(Information shown):
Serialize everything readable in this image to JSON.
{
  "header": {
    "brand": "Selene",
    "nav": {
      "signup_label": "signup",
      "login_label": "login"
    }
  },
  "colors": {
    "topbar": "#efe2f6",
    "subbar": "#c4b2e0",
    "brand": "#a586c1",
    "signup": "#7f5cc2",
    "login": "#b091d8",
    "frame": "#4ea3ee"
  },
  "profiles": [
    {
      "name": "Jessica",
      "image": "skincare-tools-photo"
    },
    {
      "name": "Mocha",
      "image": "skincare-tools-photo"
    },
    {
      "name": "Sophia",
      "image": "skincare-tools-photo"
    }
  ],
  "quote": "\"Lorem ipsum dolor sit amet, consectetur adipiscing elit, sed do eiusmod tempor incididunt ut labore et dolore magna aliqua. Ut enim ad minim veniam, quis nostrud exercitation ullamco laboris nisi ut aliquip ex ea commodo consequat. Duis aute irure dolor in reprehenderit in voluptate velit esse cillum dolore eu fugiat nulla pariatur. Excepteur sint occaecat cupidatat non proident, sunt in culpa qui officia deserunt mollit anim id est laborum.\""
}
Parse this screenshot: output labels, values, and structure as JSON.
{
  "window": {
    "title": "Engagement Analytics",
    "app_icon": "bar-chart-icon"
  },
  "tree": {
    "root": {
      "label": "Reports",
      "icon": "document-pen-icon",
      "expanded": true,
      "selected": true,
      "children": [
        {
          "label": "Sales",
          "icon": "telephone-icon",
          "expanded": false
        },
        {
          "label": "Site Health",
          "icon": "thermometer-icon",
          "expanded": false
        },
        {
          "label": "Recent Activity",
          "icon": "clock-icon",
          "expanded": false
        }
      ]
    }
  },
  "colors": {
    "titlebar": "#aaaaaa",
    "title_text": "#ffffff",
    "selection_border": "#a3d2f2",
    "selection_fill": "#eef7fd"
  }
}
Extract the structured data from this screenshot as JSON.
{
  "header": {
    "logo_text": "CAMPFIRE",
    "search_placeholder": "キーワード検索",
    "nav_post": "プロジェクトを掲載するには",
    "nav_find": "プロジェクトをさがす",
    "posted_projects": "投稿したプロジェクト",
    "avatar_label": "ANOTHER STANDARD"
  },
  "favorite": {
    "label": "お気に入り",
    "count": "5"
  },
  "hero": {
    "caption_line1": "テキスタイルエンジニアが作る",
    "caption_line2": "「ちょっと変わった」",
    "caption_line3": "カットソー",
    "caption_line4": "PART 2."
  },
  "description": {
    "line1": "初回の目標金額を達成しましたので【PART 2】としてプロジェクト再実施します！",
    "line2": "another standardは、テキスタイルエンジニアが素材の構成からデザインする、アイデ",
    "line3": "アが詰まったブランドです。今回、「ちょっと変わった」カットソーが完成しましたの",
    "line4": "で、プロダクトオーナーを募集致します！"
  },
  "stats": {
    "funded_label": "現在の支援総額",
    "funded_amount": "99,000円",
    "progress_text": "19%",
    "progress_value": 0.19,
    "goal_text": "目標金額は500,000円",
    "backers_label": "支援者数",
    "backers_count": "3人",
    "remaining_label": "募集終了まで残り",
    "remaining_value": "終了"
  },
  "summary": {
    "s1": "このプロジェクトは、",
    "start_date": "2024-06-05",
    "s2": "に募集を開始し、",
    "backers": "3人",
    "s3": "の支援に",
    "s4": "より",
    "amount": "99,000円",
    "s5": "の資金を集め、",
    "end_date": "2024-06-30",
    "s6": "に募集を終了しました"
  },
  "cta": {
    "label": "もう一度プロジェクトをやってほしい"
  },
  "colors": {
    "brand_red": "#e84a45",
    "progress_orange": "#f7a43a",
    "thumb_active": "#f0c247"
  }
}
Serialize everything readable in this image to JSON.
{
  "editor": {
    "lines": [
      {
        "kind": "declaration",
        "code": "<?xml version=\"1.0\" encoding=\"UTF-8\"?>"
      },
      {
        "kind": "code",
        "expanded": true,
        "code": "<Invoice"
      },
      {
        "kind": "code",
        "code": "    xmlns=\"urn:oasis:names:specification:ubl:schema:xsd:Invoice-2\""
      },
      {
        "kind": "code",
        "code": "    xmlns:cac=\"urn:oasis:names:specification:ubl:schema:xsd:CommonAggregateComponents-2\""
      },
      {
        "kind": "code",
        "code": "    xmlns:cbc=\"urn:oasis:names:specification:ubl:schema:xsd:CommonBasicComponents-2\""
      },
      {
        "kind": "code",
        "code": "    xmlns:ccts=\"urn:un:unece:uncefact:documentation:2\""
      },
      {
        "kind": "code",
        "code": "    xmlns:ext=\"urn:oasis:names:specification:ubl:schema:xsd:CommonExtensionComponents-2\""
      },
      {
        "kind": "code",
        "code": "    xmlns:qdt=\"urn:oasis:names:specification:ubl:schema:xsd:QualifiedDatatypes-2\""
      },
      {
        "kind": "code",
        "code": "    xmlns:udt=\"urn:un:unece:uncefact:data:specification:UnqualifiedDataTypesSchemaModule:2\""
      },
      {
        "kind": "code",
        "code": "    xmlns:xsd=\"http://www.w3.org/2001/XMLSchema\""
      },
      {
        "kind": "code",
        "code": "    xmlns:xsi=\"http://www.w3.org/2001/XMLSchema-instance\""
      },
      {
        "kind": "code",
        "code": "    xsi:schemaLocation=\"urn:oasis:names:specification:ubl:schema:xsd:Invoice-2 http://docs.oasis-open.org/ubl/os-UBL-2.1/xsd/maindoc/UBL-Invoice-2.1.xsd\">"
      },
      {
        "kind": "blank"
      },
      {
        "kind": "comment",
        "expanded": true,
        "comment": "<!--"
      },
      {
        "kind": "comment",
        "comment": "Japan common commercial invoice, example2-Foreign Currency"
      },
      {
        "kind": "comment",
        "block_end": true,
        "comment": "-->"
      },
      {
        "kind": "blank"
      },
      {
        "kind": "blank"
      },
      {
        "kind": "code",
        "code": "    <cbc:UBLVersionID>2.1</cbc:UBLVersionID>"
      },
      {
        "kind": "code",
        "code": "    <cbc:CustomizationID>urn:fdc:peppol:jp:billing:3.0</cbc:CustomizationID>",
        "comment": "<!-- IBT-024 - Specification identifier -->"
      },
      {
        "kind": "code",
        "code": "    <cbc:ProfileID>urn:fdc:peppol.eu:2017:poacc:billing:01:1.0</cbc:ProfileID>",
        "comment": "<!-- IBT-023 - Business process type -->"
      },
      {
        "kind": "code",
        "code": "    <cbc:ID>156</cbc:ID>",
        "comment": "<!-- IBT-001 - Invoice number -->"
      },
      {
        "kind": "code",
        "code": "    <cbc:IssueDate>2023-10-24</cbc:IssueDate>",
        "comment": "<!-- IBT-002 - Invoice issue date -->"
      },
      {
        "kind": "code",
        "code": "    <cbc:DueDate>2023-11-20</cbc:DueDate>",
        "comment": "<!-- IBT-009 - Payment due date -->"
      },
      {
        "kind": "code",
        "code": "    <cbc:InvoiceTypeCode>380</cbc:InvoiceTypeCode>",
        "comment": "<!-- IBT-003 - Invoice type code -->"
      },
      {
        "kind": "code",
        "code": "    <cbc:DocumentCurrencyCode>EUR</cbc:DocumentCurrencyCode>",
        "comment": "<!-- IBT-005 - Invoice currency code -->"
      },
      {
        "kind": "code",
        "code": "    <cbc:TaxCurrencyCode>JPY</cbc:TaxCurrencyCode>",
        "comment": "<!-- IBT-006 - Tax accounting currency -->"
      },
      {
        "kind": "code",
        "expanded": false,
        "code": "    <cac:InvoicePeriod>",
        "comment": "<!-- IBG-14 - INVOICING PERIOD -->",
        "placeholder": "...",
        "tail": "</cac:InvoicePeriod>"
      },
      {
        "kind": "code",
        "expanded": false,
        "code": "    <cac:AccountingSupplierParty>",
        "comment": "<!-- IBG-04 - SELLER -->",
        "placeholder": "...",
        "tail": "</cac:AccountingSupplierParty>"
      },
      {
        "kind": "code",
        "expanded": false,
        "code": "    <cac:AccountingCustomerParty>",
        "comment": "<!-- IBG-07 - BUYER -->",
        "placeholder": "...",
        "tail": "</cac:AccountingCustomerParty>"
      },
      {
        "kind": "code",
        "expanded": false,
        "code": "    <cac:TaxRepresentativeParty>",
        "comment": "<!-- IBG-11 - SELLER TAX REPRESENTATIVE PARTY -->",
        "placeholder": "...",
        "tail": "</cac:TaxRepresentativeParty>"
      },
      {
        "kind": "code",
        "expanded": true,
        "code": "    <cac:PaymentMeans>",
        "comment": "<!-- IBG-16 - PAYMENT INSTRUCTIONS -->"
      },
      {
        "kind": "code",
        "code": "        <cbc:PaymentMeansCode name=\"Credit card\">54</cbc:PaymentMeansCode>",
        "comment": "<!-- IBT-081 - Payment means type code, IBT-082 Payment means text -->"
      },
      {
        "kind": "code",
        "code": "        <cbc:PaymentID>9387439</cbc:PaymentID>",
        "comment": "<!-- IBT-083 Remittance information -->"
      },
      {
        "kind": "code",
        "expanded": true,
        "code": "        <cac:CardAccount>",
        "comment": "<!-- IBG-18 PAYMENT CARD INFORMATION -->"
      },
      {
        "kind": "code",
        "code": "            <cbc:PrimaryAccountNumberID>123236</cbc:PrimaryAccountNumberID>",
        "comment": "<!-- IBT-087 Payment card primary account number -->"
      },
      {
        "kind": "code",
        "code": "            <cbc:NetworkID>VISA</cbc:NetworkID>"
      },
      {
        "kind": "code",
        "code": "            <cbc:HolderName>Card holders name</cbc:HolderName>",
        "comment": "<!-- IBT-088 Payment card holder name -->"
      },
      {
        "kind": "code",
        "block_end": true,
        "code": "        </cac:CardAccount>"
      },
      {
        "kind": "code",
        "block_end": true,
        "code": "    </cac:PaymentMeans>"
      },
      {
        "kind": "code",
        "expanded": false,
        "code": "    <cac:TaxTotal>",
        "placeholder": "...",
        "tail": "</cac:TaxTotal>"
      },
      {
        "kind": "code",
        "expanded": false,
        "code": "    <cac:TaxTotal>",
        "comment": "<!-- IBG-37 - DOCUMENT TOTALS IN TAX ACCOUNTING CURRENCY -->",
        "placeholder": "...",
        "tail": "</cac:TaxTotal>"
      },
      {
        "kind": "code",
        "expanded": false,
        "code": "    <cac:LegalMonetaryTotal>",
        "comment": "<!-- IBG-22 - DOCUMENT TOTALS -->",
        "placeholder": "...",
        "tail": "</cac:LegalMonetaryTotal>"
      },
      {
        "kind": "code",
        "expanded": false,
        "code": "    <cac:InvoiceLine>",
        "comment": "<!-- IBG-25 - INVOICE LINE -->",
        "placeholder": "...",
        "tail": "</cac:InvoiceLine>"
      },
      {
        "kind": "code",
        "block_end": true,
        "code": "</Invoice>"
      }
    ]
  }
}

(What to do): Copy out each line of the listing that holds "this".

(Answer to the problem):
Serialize everything readable in this image to JSON.
Parse this screenshot: output labels, values, and structure as JSON.
Extract the structured data from this screenshot as JSON.
Serialize everything readable in this image to JSON.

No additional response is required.